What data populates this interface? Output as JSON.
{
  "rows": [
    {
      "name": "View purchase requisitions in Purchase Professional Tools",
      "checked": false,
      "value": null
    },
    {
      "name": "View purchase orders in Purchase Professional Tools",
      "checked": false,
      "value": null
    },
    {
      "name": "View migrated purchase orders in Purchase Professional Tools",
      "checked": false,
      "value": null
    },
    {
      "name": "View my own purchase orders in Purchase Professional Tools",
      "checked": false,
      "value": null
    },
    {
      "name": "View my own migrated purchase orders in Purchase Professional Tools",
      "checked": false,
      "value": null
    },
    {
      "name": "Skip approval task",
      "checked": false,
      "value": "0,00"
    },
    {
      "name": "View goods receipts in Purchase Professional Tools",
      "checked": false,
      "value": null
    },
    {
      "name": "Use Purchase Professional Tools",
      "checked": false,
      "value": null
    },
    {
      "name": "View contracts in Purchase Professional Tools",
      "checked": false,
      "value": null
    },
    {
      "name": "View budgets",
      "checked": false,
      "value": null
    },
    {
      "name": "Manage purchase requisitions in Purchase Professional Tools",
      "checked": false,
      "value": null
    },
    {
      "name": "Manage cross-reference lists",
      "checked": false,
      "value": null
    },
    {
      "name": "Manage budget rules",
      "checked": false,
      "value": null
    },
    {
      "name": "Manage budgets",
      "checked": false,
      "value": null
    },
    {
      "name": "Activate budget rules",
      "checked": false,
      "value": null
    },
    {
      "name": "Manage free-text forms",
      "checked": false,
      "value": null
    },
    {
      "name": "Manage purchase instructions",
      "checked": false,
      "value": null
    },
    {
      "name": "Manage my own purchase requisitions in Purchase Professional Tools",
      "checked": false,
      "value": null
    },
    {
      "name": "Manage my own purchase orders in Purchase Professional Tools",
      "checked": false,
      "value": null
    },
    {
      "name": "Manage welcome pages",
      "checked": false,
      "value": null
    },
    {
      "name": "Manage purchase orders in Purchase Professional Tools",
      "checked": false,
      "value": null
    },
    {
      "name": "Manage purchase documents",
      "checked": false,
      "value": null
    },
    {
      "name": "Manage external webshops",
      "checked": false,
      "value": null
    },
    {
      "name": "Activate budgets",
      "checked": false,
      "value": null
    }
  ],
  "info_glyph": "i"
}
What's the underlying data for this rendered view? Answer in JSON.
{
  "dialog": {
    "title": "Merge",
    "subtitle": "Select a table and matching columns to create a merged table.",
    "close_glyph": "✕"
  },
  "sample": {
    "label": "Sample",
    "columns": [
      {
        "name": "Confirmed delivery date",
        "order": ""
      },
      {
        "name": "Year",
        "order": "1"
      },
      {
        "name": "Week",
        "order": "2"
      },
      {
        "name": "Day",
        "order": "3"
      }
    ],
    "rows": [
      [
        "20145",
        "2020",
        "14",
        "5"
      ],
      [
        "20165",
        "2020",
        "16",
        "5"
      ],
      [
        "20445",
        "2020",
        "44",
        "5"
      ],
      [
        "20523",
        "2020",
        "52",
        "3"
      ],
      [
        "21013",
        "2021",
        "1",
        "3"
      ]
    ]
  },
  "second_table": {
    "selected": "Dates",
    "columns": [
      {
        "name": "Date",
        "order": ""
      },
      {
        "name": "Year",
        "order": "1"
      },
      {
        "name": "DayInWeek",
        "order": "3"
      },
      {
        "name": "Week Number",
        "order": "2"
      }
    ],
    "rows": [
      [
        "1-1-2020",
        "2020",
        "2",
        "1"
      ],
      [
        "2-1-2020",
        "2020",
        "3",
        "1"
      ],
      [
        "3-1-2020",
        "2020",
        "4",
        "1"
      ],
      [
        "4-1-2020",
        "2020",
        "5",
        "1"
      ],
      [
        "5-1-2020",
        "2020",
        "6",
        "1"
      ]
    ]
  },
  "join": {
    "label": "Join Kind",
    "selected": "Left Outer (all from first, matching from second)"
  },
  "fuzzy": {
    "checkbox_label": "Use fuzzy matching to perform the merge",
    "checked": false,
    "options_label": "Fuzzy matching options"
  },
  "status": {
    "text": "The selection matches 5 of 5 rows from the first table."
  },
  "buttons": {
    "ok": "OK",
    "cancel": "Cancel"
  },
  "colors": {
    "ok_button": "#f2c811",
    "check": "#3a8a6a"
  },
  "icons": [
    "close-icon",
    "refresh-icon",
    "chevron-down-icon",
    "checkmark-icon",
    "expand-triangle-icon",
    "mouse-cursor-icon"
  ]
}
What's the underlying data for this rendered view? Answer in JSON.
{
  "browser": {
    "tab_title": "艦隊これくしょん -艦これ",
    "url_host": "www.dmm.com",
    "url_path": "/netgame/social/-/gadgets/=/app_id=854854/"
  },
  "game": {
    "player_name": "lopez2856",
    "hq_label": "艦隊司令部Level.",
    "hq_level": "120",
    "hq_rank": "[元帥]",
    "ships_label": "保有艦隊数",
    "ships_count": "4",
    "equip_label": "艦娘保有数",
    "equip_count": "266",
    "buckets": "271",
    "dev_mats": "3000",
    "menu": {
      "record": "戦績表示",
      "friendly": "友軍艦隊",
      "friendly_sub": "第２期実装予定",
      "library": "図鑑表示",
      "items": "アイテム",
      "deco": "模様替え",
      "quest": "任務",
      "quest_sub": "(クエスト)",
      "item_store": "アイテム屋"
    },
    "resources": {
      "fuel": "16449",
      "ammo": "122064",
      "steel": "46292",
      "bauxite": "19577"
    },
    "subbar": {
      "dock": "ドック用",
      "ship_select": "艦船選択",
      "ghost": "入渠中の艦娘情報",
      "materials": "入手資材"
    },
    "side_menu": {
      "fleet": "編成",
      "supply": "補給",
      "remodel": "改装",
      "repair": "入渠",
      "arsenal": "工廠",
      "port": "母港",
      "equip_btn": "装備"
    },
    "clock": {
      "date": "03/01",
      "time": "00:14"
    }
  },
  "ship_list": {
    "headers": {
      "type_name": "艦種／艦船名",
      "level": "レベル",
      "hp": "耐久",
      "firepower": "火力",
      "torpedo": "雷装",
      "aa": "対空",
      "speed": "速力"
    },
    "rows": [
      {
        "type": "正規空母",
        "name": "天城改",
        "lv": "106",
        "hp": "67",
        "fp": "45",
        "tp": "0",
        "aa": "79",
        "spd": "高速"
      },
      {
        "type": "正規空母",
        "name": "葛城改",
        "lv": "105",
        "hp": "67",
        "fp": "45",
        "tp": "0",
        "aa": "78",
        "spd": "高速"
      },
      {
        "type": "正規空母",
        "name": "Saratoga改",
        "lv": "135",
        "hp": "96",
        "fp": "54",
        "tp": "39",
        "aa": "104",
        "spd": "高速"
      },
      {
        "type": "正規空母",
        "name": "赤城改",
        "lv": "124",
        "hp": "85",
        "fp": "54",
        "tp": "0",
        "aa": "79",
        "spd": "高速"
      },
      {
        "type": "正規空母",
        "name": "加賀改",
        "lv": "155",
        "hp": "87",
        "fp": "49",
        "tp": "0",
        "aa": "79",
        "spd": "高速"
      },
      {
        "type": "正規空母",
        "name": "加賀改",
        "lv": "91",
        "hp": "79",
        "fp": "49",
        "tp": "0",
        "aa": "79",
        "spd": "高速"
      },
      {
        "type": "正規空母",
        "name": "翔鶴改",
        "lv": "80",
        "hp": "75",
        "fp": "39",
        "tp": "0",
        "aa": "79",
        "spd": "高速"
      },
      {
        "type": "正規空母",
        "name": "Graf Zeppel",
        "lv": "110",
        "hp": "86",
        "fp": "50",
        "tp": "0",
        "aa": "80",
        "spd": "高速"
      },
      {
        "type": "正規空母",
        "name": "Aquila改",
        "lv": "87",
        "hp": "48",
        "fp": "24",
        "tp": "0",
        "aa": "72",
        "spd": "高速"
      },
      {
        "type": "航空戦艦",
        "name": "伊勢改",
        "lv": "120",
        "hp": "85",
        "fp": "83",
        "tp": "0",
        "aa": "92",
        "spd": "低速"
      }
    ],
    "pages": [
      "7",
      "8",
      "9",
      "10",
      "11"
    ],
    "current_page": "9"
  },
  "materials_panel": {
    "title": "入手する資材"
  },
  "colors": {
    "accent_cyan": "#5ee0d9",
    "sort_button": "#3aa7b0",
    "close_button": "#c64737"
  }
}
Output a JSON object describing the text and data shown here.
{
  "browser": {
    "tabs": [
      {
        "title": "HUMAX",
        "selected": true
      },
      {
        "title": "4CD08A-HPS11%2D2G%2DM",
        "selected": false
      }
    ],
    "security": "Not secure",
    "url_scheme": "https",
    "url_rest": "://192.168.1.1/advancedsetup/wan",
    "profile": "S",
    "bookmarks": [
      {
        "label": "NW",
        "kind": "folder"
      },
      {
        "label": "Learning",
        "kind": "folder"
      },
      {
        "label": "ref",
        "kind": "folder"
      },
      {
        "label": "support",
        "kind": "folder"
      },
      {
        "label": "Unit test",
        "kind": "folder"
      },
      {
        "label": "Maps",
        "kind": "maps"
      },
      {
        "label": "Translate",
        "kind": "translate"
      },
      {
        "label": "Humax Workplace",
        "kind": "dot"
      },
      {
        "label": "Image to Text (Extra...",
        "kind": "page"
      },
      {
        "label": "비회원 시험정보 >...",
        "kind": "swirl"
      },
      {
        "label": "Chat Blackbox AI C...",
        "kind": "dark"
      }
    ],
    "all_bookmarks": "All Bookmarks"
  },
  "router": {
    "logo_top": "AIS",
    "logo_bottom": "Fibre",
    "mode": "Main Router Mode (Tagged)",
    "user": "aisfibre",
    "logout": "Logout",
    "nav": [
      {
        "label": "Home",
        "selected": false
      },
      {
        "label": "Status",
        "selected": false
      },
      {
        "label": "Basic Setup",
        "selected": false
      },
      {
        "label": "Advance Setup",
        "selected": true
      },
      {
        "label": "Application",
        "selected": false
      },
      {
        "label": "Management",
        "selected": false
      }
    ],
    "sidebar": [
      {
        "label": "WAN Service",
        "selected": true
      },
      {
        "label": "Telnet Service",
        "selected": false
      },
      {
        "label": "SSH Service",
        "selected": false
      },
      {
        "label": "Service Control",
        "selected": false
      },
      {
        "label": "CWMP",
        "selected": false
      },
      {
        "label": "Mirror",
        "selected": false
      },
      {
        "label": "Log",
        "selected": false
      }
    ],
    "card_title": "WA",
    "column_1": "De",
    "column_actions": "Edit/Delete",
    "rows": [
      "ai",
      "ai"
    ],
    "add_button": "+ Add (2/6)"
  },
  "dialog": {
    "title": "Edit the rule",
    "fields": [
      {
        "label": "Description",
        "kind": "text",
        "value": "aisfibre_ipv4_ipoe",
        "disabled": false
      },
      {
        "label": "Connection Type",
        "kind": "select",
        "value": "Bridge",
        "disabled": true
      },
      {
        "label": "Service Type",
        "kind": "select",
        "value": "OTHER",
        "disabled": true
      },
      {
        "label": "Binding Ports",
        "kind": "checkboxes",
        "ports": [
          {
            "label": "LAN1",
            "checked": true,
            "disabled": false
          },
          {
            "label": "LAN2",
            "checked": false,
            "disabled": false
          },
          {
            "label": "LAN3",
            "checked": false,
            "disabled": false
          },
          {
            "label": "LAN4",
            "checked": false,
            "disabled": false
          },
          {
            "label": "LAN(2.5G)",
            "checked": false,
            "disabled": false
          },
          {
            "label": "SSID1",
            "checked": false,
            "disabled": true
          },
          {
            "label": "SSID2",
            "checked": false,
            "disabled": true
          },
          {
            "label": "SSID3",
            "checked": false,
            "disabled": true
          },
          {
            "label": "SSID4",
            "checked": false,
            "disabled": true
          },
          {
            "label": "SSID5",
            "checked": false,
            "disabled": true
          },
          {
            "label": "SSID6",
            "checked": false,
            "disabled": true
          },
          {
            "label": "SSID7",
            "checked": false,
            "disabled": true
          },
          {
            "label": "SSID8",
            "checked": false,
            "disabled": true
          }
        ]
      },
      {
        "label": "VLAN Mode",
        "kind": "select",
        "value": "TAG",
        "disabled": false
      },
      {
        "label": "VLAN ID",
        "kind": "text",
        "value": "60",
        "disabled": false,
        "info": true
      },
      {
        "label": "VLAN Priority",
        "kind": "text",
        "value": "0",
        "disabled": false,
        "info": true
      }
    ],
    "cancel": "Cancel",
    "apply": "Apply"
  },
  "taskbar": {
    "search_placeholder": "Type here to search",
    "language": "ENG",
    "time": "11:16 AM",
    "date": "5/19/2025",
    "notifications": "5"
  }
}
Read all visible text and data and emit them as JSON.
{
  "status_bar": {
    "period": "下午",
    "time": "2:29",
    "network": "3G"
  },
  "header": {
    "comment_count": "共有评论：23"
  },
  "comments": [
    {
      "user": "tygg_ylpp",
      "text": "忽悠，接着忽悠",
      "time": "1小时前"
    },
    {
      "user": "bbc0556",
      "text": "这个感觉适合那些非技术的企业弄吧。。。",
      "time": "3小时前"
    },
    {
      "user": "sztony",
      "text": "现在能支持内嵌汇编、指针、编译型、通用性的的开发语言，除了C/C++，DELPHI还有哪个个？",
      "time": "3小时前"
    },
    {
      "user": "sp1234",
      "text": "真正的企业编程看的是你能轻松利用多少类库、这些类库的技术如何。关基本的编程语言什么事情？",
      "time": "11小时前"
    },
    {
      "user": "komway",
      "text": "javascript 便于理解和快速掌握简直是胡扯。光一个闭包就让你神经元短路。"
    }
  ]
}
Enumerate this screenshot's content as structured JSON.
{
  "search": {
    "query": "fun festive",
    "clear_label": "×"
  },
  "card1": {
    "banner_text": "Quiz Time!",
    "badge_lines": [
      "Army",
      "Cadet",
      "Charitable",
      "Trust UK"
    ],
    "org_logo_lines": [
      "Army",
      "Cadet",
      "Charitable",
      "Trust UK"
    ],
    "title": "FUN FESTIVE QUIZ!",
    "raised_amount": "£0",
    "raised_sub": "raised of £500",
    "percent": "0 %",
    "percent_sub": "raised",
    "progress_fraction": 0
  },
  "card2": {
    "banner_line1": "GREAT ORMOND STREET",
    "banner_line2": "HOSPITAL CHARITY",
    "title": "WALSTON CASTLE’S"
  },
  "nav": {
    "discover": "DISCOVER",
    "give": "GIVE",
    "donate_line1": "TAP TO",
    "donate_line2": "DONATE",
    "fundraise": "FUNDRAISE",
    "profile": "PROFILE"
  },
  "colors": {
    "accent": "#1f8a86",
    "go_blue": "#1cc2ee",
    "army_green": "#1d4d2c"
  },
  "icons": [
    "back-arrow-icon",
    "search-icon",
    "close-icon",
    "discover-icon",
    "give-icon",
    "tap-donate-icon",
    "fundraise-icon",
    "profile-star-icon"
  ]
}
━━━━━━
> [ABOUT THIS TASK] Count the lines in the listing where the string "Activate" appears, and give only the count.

> [RESPONSE TO THE TASK] 2